#### Exercise:
The material below must be restated exactly, line by line.

#### The data:
═══

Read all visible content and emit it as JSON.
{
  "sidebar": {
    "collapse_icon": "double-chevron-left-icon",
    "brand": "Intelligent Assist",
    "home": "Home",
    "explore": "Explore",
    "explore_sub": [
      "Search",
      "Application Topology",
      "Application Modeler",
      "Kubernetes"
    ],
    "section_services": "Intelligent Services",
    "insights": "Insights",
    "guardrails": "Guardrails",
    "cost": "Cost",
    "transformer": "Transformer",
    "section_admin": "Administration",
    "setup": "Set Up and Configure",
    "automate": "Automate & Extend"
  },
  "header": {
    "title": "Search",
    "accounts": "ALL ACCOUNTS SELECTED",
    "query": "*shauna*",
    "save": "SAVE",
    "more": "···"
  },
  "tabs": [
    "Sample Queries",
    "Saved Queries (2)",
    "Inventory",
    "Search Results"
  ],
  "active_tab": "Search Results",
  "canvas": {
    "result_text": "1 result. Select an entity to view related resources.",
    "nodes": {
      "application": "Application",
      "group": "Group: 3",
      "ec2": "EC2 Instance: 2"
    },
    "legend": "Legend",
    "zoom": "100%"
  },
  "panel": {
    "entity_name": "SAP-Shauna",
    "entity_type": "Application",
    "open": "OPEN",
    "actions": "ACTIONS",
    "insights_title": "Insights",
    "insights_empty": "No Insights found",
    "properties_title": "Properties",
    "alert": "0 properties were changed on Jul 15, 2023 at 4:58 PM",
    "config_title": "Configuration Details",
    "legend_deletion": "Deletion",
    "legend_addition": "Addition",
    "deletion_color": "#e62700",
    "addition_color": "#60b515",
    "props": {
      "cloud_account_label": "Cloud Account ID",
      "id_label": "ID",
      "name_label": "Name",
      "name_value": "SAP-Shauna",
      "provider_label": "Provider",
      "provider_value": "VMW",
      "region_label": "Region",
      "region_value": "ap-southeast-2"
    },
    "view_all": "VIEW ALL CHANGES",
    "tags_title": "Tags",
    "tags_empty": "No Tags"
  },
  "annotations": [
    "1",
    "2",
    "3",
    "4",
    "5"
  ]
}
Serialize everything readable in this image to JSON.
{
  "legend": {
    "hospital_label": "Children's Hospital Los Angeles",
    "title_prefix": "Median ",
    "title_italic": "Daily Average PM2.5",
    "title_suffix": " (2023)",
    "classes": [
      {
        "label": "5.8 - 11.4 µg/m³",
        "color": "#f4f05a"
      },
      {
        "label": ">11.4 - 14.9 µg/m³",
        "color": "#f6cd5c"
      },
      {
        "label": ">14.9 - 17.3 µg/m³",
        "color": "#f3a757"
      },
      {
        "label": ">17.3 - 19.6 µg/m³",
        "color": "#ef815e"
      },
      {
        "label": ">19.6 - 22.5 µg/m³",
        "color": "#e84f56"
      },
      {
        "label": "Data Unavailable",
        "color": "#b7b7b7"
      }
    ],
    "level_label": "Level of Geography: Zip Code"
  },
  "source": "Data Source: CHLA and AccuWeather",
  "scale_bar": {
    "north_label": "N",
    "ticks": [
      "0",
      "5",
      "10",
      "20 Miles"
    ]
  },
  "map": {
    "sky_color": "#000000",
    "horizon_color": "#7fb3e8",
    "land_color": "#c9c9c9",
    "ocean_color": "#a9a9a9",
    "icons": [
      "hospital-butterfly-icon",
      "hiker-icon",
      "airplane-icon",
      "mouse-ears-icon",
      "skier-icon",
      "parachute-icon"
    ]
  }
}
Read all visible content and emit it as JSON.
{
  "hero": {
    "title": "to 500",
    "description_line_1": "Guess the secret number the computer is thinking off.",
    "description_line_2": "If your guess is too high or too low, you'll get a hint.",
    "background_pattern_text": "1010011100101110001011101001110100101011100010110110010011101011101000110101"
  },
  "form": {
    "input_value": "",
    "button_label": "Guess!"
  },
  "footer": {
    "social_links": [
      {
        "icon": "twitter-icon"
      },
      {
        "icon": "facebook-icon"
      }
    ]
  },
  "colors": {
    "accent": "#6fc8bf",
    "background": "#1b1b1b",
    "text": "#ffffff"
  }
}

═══

#### Response to the task:
Read all visible content and emit it as JSON.
{
  "sidebar": {
    "collapse_icon": "double-chevron-left-icon",
    "brand": "Intelligent Assist",
    "home": "Home",
    "explore": "Explore",
    "explore_sub": [
      "Search",
      "Application Topology",
      "Application Modeler",
      "Kubernetes"
    ],
    "section_services": "Intelligent Services",
    "insights": "Insights",
    "guardrails": "Guardrails",
    "cost": "Cost",
    "transformer": "Transformer",
    "section_admin": "Administration",
    "setup": "Set Up and Configure",
    "automate": "Automate & Extend"
  },
  "header": {
    "title": "Search",
    "accounts": "ALL ACCOUNTS SELECTED",
    "query": "*shauna*",
    "save": "SAVE",
    "more": "···"
  },
  "tabs": [
    "Sample Queries",
    "Saved Queries (2)",
    "Inventory",
    "Search Results"
  ],
  "active_tab": "Search Results",
  "canvas": {
    "result_text": "1 result. Select an entity to view related resources.",
    "nodes": {
      "application": "Application",
      "group": "Group: 3",
      "ec2": "EC2 Instance: 2"
    },
    "legend": "Legend",
    "zoom": "100%"
  },
  "panel": {
    "entity_name": "SAP-Shauna",
    "entity_type": "Application",
    "open": "OPEN",
    "actions": "ACTIONS",
    "insights_title": "Insights",
    "insights_empty": "No Insights found",
    "properties_title": "Properties",
    "alert": "0 properties were changed on Jul 15, 2023 at 4:58 PM",
    "config_title": "Configuration Details",
    "legend_deletion": "Deletion",
    "legend_addition": "Addition",
    "deletion_color": "#e62700",
    "addition_color": "#60b515",
    "props": {
      "cloud_account_label": "Cloud Account ID",
      "id_label": "ID",
      "name_label": "Name",
      "name_value": "SAP-Shauna",
      "provider_label": "Provider",
      "provider_value": "VMW",
      "region_label": "Region",
      "region_value": "ap-southeast-2"
    },
    "view_all": "VIEW ALL CHANGES",
    "tags_title": "Tags",
    "tags_empty": "No Tags"
  },
  "annotations": [
    "1",
    "2",
    "3",
    "4",
    "5"
  ]
}
Serialize everything readable in this image to JSON.
{
  "legend": {
    "hospital_label": "Children's Hospital Los Angeles",
    "title_prefix": "Median ",
    "title_italic": "Daily Average PM2.5",
    "title_suffix": " (2023)",
    "classes": [
      {
        "label": "5.8 - 11.4 µg/m³",
        "color": "#f4f05a"
      },
      {
        "label": ">11.4 - 14.9 µg/m³",
        "color": "#f6cd5c"
      },
      {
        "label": ">14.9 - 17.3 µg/m³",
        "color": "#f3a757"
      },
      {
        "label": ">17.3 - 19.6 µg/m³",
        "color": "#ef815e"
      },
      {
        "label": ">19.6 - 22.5 µg/m³",
        "color": "#e84f56"
      },
      {
        "label": "Data Unavailable",
        "color": "#b7b7b7"
      }
    ],
    "level_label": "Level of Geography: Zip Code"
  },
  "source": "Data Source: CHLA and AccuWeather",
  "scale_bar": {
    "north_label": "N",
    "ticks": [
      "0",
      "5",
      "10",
      "20 Miles"
    ]
  },
  "map": {
    "sky_color": "#000000",
    "horizon_color": "#7fb3e8",
    "land_color": "#c9c9c9",
    "ocean_color": "#a9a9a9",
    "icons": [
      "hospital-butterfly-icon",
      "hiker-icon",
      "airplane-icon",
      "mouse-ears-icon",
      "skier-icon",
      "parachute-icon"
    ]
  }
}
Read all visible content and emit it as JSON.
{
  "hero": {
    "title": "to 500",
    "description_line_1": "Guess the secret number the computer is thinking off.",
    "description_line_2": "If your guess is too high or too low, you'll get a hint.",
    "background_pattern_text": "1010011100101110001011101001110100101011100010110110010011101011101000110101"
  },
  "form": {
    "input_value": "",
    "button_label": "Guess!"
  },
  "footer": {
    "social_links": [
      {
        "icon": "twitter-icon"
      },
      {
        "icon": "facebook-icon"
      }
    ]
  },
  "colors": {
    "accent": "#6fc8bf",
    "background": "#1b1b1b",
    "text": "#ffffff"
  }
}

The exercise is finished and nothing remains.